In the 1960s and 70s, Byrne was a four-time New Zealand open champion and won the junior title four times.
He was born in Hamilton, but developed his surfing skills in Gisborne, and contested the world championships in 1966, 1968 and 1970.
There was no official world tour when Byrne was at the peak of his powers, but he received many invitations to international events, and his standout result was a second placing to Australian Simon Anderson at the Pipeline Masters in 1981, surfed at the legendary break on Hawaii’s North Shore.
He made his name internationally as a surfboard shaper, moving in 1977 to Australia’s Gold Coast, where he made boards for world champion Wayne Bartholomew and three-time runner-up Gary Elkerton.
Byrne’s signature boards featured the design breakthrough channel bottom that produced more speed and better handling. He developed the idea from aerodynamics learnt from his time in the Royal New Zealand Air Force.

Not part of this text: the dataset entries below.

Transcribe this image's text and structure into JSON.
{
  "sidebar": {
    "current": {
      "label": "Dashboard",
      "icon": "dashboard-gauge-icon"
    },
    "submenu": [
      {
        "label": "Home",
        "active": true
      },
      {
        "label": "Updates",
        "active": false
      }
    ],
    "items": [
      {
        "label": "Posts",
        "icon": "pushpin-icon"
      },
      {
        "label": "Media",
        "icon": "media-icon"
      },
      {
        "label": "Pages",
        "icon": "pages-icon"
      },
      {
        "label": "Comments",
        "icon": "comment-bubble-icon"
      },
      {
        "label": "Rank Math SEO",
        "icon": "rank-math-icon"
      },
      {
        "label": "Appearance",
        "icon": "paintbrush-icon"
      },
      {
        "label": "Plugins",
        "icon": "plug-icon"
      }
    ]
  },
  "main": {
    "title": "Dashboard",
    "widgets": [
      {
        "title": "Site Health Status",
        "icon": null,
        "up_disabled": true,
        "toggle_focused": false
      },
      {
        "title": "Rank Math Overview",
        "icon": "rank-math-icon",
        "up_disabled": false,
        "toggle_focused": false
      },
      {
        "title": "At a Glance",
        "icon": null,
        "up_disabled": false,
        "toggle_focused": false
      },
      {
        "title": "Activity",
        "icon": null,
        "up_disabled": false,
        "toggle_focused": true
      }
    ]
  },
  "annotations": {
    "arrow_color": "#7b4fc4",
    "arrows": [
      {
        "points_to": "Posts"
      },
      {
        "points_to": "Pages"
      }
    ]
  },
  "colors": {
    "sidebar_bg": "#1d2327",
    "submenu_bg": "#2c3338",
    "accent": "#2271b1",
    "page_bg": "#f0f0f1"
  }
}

Byrne remained active in surfing, with a liking for big waves as he continued to surf many of Hawaii and Indonesia’s better breaks up to the time of his accident.